**AIM OF THE EXERCISE**
Return all the lines below in which the string "icon" appears.

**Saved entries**
──────
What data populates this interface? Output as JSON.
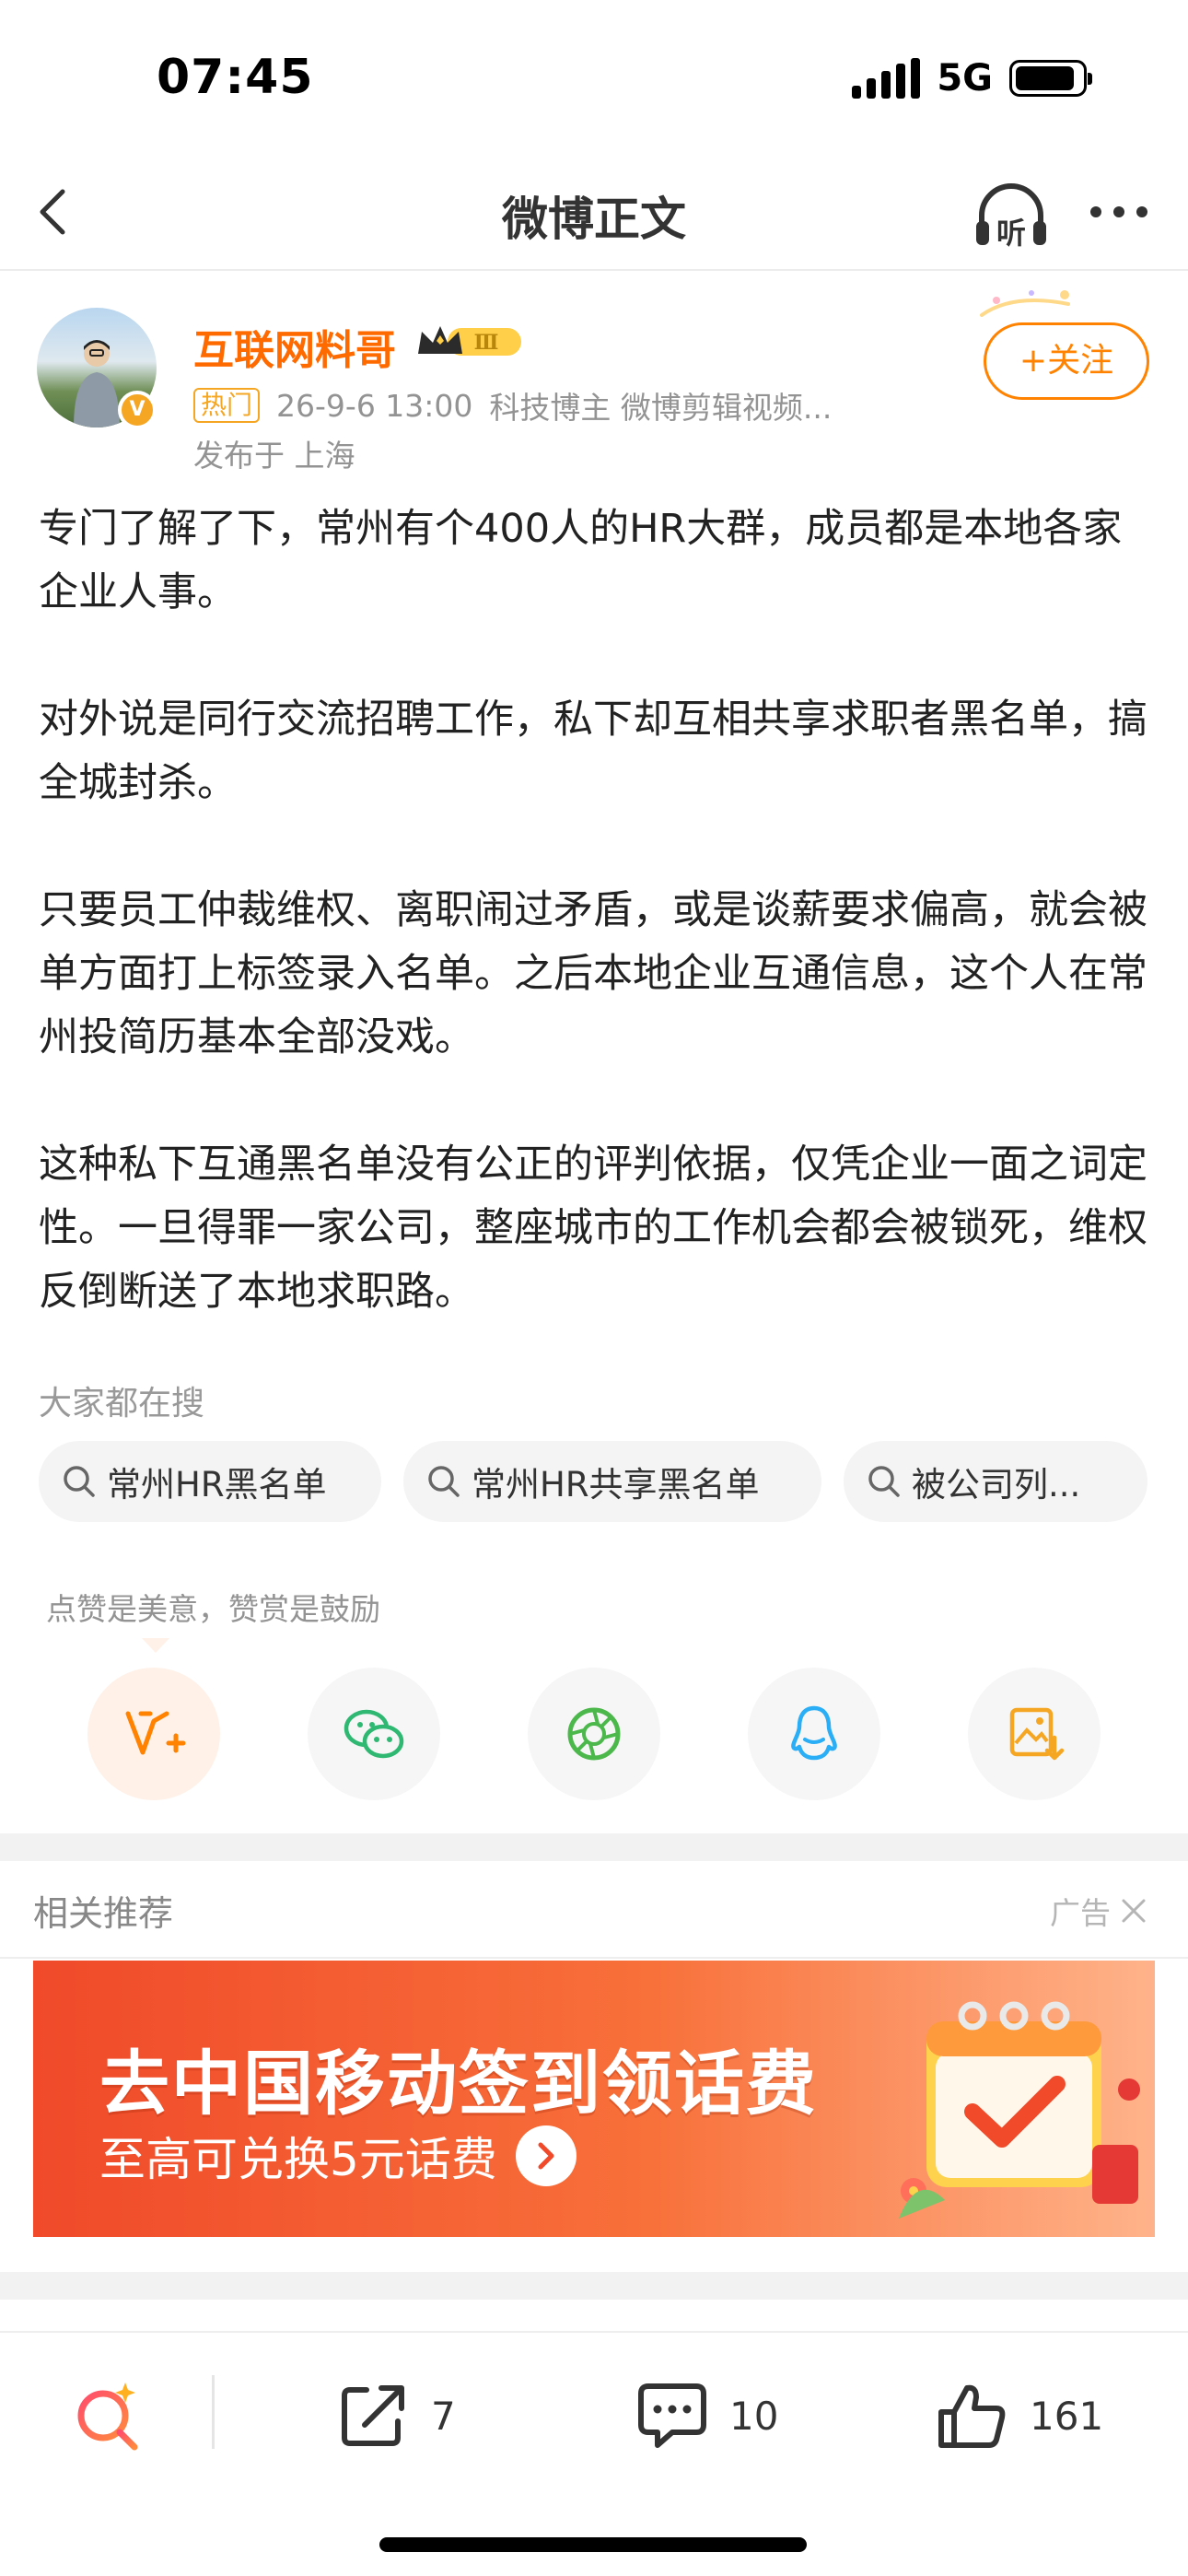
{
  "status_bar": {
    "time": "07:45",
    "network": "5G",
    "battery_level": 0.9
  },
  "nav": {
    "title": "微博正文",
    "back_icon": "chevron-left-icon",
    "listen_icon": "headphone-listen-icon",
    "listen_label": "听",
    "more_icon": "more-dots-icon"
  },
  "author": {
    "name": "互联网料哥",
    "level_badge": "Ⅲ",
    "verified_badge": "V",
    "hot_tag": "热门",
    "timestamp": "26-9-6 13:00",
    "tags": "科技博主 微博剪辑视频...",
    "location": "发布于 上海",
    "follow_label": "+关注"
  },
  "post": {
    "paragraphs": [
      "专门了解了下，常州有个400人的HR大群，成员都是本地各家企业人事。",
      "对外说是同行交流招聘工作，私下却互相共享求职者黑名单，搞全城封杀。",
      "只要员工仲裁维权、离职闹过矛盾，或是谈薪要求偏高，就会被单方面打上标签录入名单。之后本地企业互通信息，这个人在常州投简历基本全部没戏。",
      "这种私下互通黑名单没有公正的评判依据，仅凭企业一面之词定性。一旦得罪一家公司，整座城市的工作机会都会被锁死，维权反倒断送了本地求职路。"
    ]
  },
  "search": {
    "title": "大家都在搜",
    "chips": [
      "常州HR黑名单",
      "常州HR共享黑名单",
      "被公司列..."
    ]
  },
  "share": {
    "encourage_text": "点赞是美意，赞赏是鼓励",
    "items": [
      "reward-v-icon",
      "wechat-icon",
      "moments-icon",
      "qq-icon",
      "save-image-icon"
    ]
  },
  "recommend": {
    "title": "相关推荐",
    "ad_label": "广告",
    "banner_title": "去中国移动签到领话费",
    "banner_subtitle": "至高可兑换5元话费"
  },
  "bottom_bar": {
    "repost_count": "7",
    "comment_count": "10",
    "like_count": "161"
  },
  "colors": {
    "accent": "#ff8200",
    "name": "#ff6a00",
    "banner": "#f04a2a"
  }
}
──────
**EXERCISE RESULT**
    "back_icon": "chevron-left-icon",
    "listen_icon": "headphone-listen-icon",
    "more_icon": "more-dots-icon"
      "reward-v-icon",
      "wechat-icon",
      "moments-icon",
      "qq-icon",
      "save-image-icon"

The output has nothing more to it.